→ **Try it**: Filter the entries, keeping every line with the string "Grafikprozessor".

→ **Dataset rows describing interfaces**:
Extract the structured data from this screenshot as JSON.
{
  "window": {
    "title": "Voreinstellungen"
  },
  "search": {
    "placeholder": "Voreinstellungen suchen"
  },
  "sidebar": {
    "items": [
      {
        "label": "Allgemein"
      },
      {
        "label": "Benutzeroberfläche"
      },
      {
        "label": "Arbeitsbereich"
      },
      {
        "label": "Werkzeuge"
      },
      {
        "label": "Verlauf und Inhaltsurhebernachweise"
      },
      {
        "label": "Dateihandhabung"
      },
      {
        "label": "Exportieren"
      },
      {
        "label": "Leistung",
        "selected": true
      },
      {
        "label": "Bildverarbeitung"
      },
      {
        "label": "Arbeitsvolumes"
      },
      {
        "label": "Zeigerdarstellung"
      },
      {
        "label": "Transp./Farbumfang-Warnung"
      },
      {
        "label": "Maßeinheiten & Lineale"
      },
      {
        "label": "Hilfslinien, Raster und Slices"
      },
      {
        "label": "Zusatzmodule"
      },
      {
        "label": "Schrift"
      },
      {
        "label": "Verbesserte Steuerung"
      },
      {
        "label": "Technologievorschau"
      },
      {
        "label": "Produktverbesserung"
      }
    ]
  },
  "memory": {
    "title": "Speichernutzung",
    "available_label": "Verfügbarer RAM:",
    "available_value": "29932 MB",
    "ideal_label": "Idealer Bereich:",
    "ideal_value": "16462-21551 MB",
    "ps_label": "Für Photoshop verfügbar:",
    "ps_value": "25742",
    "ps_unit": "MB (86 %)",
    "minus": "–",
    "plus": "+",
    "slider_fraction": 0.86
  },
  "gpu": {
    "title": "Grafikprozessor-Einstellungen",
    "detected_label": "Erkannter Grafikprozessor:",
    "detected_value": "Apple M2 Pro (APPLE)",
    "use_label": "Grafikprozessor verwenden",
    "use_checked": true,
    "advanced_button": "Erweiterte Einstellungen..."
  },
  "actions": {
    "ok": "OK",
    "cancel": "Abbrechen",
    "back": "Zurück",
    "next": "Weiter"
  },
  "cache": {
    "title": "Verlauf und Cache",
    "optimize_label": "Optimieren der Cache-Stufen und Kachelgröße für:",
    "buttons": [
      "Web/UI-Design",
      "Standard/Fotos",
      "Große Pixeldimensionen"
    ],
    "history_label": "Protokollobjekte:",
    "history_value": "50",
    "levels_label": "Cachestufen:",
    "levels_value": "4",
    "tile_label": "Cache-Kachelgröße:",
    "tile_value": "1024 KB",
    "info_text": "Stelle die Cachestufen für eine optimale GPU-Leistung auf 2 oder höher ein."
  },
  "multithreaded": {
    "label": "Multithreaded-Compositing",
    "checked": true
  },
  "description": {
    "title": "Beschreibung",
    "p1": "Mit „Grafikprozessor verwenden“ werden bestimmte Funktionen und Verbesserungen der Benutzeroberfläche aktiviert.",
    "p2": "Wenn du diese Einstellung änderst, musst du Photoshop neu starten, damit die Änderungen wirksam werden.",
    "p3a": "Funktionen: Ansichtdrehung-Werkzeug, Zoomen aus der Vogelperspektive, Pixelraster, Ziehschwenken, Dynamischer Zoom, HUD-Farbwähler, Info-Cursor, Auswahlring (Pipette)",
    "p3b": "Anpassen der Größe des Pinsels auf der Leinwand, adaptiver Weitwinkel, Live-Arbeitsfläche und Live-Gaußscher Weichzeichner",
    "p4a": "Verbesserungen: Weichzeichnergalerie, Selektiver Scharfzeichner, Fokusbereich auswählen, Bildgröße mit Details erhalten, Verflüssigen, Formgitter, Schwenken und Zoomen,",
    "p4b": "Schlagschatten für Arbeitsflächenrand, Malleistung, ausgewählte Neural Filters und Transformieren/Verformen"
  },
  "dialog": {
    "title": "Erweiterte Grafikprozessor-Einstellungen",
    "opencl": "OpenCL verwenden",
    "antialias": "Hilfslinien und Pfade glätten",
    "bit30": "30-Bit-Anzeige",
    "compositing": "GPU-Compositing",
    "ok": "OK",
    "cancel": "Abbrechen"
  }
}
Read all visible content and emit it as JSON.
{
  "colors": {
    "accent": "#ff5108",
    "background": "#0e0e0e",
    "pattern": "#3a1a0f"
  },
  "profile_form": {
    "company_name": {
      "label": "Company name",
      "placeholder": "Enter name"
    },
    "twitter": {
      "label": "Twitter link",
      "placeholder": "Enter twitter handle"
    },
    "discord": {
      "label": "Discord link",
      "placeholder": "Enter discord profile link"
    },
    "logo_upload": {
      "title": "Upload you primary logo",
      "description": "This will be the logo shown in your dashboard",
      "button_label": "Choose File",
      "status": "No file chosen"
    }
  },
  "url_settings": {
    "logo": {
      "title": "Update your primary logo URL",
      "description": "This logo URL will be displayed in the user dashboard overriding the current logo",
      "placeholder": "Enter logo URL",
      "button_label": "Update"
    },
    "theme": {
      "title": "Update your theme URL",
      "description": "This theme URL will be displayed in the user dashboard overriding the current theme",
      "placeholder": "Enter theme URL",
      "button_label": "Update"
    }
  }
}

→ **Exercise answer**:
    "title": "Grafikprozessor-Einstellungen",
    "detected_label": "Erkannter Grafikprozessor:",
    "use_label": "Grafikprozessor verwenden",
    "p1": "Mit „Grafikprozessor verwenden“ werden bestimmte Funktionen und Verbesserungen der Benutzeroberfläche aktiviert.",
    "title": "Erweiterte Grafikprozessor-Einstellungen",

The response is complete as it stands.